Marked by unprecedented industrial expansion yielding vast personal fortunes, the Gilded Age—the period bounded by the close of the American Civil War and the beginning of World War I—conjures visions of material opulence and personal excess, yet it also generated one of the most fascinating chapters in American cultural and social history. Beauty’s Legacy features 65 portraits selected from the outstanding holdings of The New-York Historical Society, whose sitters—ranging from famous society beauties to powerful titans of business and industry—left lasting legacies that contributed to the cultural and economic growth of the nation. Revealed here is the highly competitive nature of the portrait market, as American portraitists—including John Singer Sargent, Eastman Johnson, and James Carroll Beckwith—found themselves in fierce rivalry for American patronage with their European counterparts, among them Carolus-Duran, Alexandre Cabanel, and Anders Zorn.
Beauty’s Legacy takes its cue from a series of three important portrait loan exhibitions mounted in New York in the 1890s that were organised for charitable purposes by the cream of the city’s social elite. Author Barbara Dayer Gallati analyses the critical reception of those landmark portrait displays, the overwhelming success of which hinged on the intersecting factors of beauty, celebrity, exclusivity, and philanthropy. She focuses on the “Gallery of Beauty”—the private collection of the New York bachelor and dandy Peter Marié—that was composed of nearly 300 portrait miniatures of the era’s most desirable women, whose lives created a level of public curiosity akin to that which fuels today’s readership of Vanity Fair and Tatler. Leading fashion historian Valerie Steele contributes a stimulating essay on the often competing ideals of natural and enhanced beauty at a time when the mass marketing of cosmetics was taking hold.
Beauty’s Legacy also includes a generous array of period photographs to illuminate the complexities attached to the idea of beauty in the context of Gilded Age portraiture. Detailed artist biographies and catalogue entries for each portrait provide a wealth of new information about patterns of patronage within a social milieu that was almost obsessively concerned with identity and appearance
Barbara Dayer Gallati is curator emerita of American Art, Brooklyn Museum. She is the author of numerous books including John Singer Sargent: Painting Friends (2014) and Making American Taste: Narrative Art for a New Democracy (2011).

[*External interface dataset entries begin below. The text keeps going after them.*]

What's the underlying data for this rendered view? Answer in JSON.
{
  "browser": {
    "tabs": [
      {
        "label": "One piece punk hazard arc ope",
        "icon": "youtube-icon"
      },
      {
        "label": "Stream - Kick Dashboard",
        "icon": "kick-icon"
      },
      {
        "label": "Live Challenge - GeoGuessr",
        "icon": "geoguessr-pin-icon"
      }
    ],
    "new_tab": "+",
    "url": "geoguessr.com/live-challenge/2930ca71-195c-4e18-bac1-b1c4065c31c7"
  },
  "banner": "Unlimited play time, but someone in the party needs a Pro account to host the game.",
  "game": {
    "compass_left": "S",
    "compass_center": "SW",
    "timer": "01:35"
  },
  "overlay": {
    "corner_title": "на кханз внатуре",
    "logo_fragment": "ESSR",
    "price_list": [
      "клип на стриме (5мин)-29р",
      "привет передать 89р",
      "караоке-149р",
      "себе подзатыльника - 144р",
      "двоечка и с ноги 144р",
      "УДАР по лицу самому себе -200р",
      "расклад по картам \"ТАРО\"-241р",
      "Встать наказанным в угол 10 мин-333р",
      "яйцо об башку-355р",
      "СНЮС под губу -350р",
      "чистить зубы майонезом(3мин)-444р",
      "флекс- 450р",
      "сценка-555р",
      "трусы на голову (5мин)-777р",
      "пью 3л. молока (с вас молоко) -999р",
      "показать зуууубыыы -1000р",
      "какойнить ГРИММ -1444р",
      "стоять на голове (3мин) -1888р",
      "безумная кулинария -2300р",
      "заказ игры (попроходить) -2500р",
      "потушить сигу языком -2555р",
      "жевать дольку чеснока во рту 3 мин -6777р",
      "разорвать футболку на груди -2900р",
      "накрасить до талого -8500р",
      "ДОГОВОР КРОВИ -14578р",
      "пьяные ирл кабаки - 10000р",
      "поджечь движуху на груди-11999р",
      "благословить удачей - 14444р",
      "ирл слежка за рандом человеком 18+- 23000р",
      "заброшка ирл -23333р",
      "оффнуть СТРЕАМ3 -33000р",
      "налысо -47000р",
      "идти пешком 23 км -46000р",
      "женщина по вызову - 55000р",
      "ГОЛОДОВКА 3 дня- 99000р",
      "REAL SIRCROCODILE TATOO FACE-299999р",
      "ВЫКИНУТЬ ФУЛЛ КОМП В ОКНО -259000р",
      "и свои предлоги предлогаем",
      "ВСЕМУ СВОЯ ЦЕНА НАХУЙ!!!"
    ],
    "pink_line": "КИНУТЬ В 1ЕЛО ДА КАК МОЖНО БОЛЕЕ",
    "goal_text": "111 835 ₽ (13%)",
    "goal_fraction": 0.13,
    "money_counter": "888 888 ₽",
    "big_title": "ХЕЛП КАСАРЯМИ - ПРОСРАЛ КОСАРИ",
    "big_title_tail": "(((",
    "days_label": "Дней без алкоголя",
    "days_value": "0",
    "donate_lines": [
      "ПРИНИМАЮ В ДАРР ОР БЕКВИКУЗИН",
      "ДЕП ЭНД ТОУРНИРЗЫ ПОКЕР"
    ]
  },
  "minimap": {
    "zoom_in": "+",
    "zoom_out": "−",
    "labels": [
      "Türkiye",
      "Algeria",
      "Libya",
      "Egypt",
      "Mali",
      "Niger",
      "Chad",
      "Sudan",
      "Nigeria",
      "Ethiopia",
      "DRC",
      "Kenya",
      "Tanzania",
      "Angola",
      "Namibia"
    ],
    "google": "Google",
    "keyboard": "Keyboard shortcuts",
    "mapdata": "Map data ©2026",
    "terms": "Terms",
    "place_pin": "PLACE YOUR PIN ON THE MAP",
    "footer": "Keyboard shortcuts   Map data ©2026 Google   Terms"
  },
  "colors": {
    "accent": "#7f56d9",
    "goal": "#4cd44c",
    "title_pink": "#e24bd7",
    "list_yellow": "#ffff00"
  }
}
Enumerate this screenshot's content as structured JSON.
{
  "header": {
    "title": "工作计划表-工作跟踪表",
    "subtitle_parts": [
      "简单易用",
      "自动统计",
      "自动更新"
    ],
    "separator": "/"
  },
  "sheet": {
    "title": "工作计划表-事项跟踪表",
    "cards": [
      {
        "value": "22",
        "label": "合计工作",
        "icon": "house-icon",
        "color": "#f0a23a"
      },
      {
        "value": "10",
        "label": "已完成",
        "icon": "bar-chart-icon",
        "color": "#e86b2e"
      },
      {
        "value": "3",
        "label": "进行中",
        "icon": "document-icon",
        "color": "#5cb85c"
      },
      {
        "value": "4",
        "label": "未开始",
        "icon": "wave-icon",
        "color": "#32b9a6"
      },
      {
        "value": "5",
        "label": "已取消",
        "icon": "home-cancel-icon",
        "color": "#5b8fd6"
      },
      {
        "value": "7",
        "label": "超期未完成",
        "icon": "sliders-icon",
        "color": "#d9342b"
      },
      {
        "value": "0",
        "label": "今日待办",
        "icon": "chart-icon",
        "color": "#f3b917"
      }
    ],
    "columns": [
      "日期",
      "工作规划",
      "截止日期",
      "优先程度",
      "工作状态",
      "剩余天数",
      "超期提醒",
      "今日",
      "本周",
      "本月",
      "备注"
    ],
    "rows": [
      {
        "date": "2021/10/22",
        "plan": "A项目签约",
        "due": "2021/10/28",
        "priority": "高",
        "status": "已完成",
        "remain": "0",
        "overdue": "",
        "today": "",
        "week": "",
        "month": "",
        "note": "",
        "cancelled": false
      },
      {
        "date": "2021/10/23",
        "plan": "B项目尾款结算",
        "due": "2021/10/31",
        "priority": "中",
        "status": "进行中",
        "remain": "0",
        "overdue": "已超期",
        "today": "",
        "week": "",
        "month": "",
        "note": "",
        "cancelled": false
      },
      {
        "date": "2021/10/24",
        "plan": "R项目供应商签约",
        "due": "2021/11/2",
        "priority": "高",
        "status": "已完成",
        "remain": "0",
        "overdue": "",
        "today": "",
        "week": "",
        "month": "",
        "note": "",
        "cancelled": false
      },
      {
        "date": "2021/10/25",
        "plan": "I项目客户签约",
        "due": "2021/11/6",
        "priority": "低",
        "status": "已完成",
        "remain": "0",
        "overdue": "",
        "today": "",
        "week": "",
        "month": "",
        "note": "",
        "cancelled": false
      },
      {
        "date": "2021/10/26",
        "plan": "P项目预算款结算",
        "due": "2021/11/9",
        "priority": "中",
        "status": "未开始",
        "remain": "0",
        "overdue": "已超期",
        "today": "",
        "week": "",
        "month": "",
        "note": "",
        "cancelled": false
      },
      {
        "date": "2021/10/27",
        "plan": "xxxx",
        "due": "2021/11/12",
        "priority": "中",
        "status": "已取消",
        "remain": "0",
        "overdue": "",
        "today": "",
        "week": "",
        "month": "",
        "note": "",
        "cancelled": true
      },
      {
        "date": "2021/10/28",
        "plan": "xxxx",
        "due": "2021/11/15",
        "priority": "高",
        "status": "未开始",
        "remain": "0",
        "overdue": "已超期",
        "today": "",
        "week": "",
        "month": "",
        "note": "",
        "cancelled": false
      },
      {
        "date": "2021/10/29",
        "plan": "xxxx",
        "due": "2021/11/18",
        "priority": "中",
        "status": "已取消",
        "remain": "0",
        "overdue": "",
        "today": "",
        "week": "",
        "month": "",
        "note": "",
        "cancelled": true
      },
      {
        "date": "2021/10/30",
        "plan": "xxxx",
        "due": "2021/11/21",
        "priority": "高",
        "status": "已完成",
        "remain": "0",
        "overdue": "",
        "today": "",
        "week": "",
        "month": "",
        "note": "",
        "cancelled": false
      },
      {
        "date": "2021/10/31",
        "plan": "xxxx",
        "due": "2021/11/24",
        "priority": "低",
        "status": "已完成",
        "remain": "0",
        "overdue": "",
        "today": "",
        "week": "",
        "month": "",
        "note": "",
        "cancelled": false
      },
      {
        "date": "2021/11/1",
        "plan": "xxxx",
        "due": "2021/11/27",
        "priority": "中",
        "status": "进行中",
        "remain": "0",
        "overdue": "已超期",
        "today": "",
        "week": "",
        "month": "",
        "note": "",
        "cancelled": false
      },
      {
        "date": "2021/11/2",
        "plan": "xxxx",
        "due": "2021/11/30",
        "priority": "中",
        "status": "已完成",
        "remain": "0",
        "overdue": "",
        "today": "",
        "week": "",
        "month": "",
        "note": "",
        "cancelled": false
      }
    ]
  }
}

Valerie Steele is chief curator and director of the Museum at the Fashion Institute of Technology. She is the author of The Berg Companion to Fashion (2018), Paris Fashion: A Cultural History (2017) as well as editor in chief of the three-volume Encyclopedia of Clothing and Fashion (2004).